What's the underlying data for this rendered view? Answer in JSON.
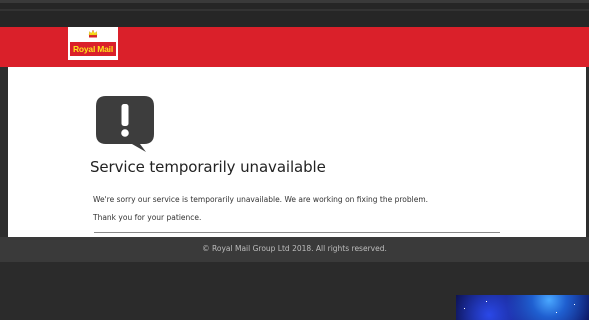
{
  "header": {
    "logo_text": "Royal Mail",
    "brand_red": "#da202a",
    "brand_yellow": "#fde11a"
  },
  "main": {
    "icon": "exclamation-speech-bubble-icon",
    "title": "Service temporarily unavailable",
    "message": "We're sorry our service is temporarily unavailable. We are working on fixing the problem.",
    "thanks": "Thank you for your patience."
  },
  "footer": {
    "copyright": "© Royal Mail Group Ltd 2018. All rights reserved."
  }
}
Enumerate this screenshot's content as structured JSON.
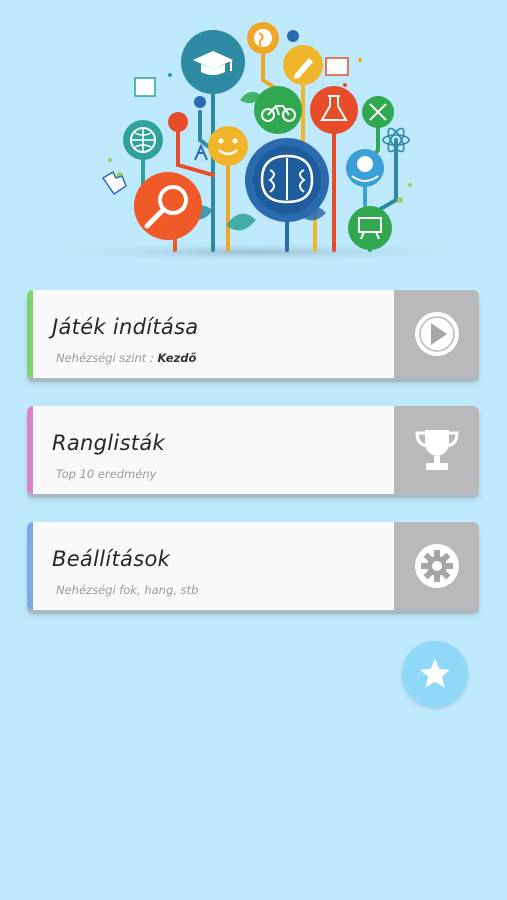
{
  "menu": {
    "start": {
      "title": "Játék indítása",
      "sub_prefix": "Nehézségi szint : ",
      "sub_value": "Kezdő",
      "accent": "#7bd36b"
    },
    "rankings": {
      "title": "Ranglisták",
      "sub": "Top 10 eredmény",
      "accent": "#d983c9"
    },
    "settings": {
      "title": "Beállítások",
      "sub": "Nehézségi fok, hang, stb",
      "accent": "#7ea8e4"
    }
  },
  "icons": {
    "start": "play-icon",
    "rankings": "trophy-icon",
    "settings": "gear-icon",
    "favorite": "star-icon",
    "hero": "education-tree-illustration"
  },
  "colors": {
    "background": "#bfe9fc",
    "side_panel": "#b9b9b9",
    "favorite_button": "#8fd8f8"
  }
}
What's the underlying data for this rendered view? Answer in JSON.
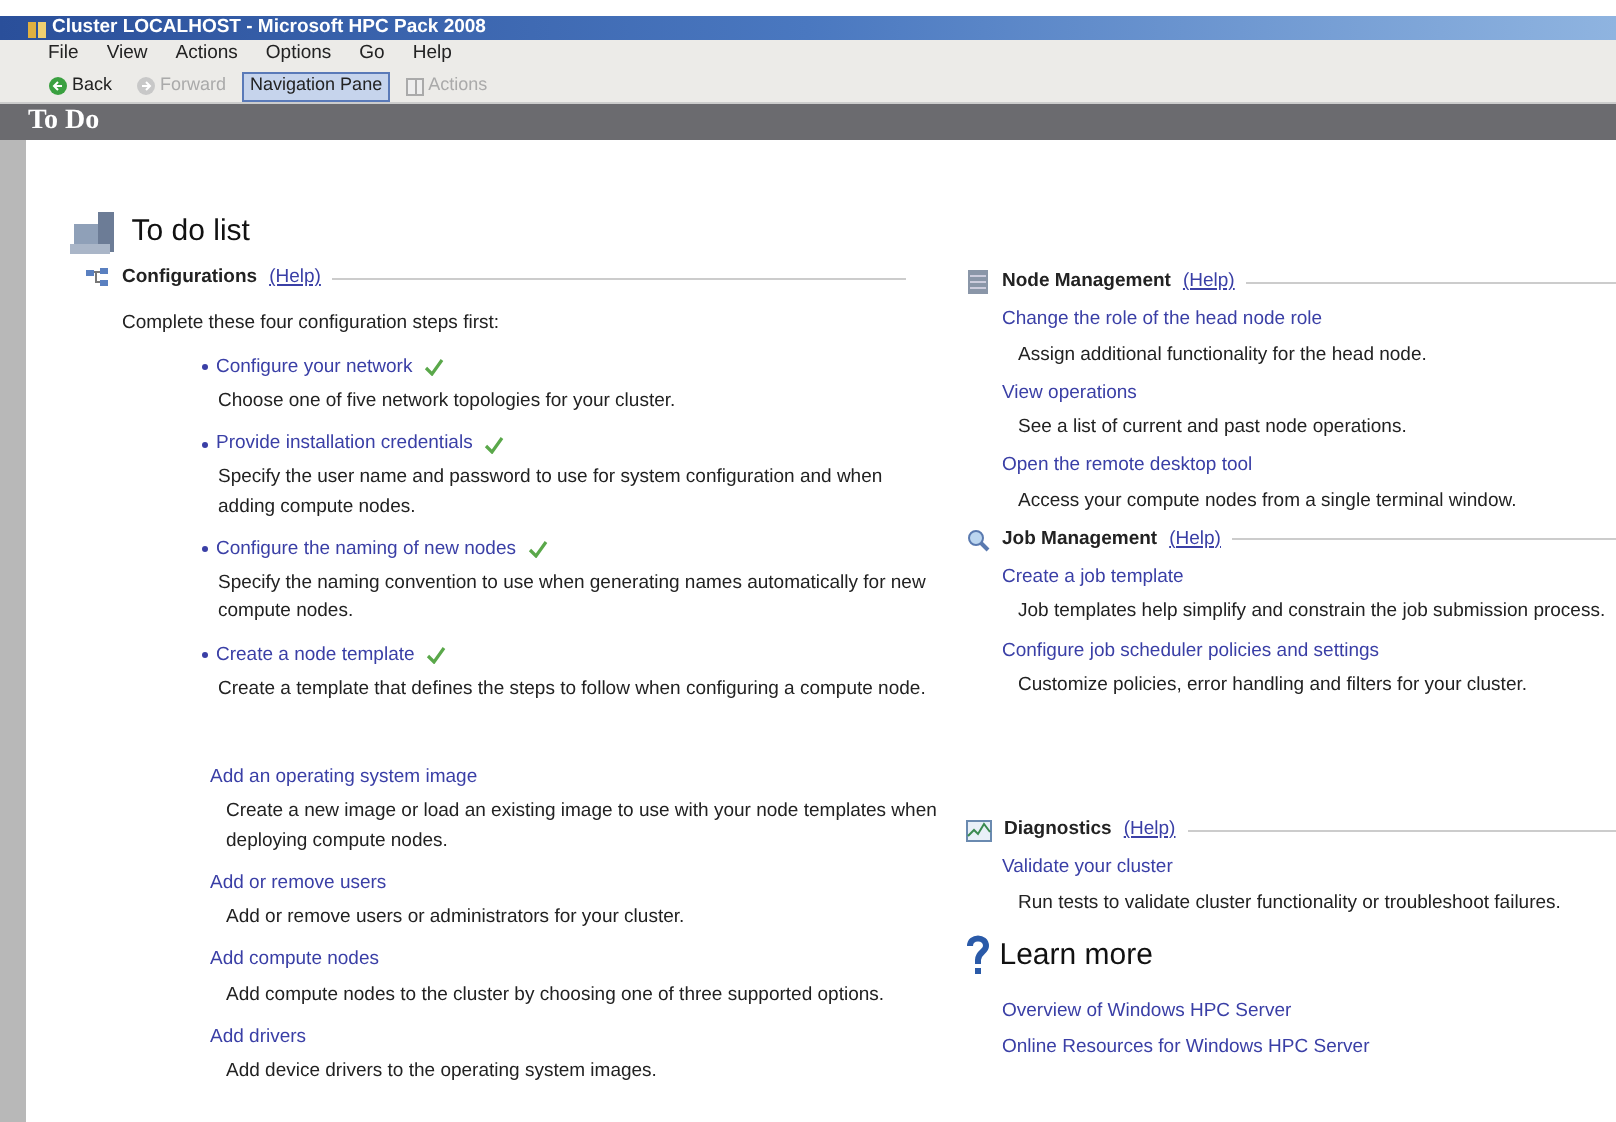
{
  "window": {
    "title": "Cluster LOCALHOST - Microsoft HPC Pack 2008"
  },
  "menu": [
    "File",
    "View",
    "Actions",
    "Options",
    "Go",
    "Help"
  ],
  "toolbar": [
    {
      "kind": "back",
      "label": "Back",
      "disabled": false,
      "selected": false
    },
    {
      "kind": "forward",
      "label": "Forward",
      "disabled": true,
      "selected": false
    },
    {
      "kind": "plain",
      "label": "Navigation Pane",
      "disabled": false,
      "selected": true
    },
    {
      "kind": "actions",
      "label": "Actions",
      "disabled": true,
      "selected": false
    }
  ],
  "page_header": "To Do",
  "todo_title": "To do list",
  "configurations": {
    "title": "Configurations",
    "help": "(Help)",
    "intro": "Complete these four configuration steps first:",
    "steps": [
      {
        "label": "Configure your network",
        "done": true,
        "description": "Choose one of five network topologies for your cluster."
      },
      {
        "label": "Provide installation credentials",
        "done": true,
        "description": "Specify the user name and password to use for system configuration and when adding compute nodes."
      },
      {
        "label": "Configure the naming of new nodes",
        "done": true,
        "description": "Specify the naming convention to use when generating names automatically for new compute nodes."
      },
      {
        "label": "Create a node template",
        "done": true,
        "description": "Create a template that defines the steps to follow when configuring a compute node."
      }
    ],
    "tasks": [
      {
        "label": "Add an operating system image",
        "description": "Create a new image or load an existing image to use with your node templates when deploying compute nodes."
      },
      {
        "label": "Add or remove users",
        "description": "Add or remove users or administrators for your cluster."
      },
      {
        "label": "Add compute nodes",
        "description": "Add compute nodes to the cluster by choosing one of three supported options."
      },
      {
        "label": "Add drivers",
        "description": "Add device drivers to the operating system images."
      }
    ]
  },
  "sections": [
    {
      "kind": "nodes",
      "title": "Node Management",
      "help": "(Help)",
      "items": [
        {
          "label": "Change the role of the head node role",
          "description": "Assign additional functionality for the head node."
        },
        {
          "label": "View operations",
          "description": "See a list of current and past node operations."
        },
        {
          "label": "Open the remote desktop tool",
          "description": "Access your compute nodes from a single terminal window."
        }
      ]
    },
    {
      "kind": "jobs",
      "title": "Job Management",
      "help": "(Help)",
      "items": [
        {
          "label": "Create a job template",
          "description": "Job templates help simplify and constrain the job submission process."
        },
        {
          "label": "Configure job scheduler policies and settings",
          "description": "Customize policies, error handling and filters for your cluster."
        }
      ]
    },
    {
      "kind": "diagnostics",
      "title": "Diagnostics",
      "help": "(Help)",
      "items": [
        {
          "label": "Validate your cluster",
          "description": "Run tests to validate cluster functionality or troubleshoot failures."
        }
      ]
    }
  ],
  "learn_more": {
    "title": "Learn more",
    "links": [
      "Overview of Windows HPC Server",
      "Online Resources for Windows HPC Server"
    ]
  }
}
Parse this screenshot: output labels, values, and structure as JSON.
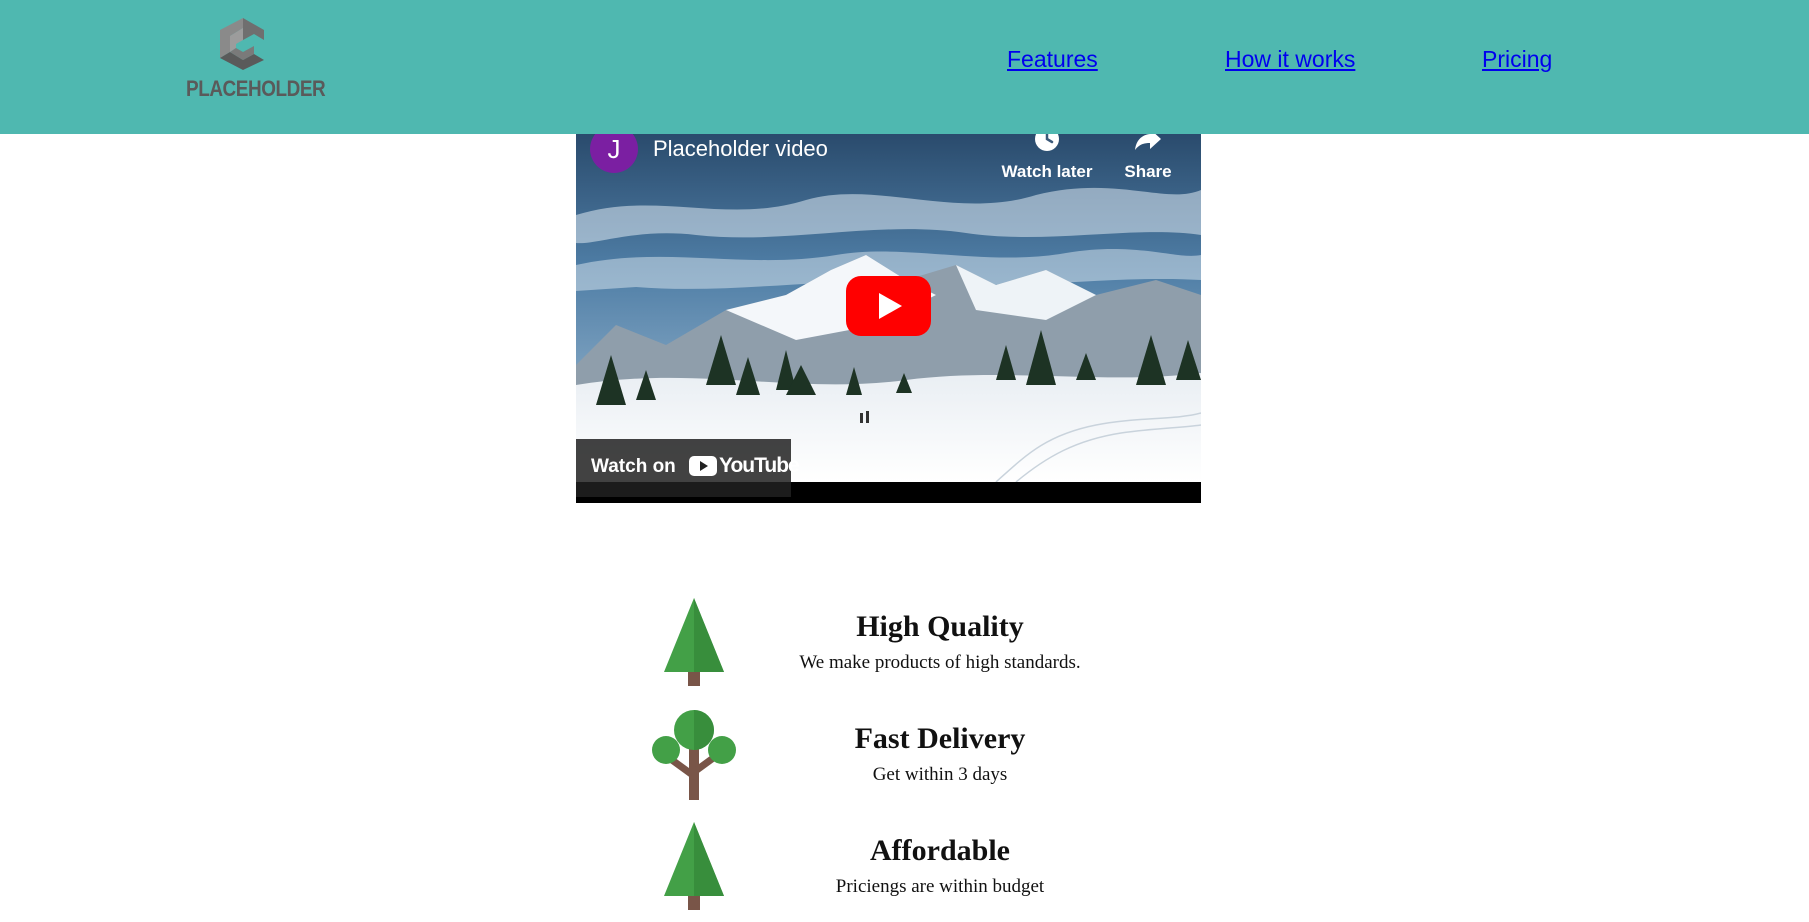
{
  "header": {
    "logo_text": "PLACEHOLDER",
    "nav": [
      "Features",
      "How it works",
      "Pricing"
    ],
    "background_color": "#4fb8b0",
    "link_color": "#0000ee"
  },
  "video": {
    "channel_initial": "J",
    "title": "Placeholder video",
    "watch_later_label": "Watch later",
    "share_label": "Share",
    "watch_on_label": "Watch on",
    "youtube_label": "YouTube",
    "avatar_color": "#7b1fa2",
    "play_color": "#ff0000"
  },
  "features": [
    {
      "icon": "pine-tree-icon",
      "title": "High Quality",
      "desc": "We make products of high standards."
    },
    {
      "icon": "round-tree-icon",
      "title": "Fast Delivery",
      "desc": "Get within 3 days"
    },
    {
      "icon": "pine-tree-icon",
      "title": "Affordable",
      "desc": "Priciengs are within budget"
    }
  ]
}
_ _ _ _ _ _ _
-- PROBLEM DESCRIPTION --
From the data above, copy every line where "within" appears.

-- TASK ANSWER --
      "desc": "Get within 3 days"
      "desc": "Priciengs are within budget"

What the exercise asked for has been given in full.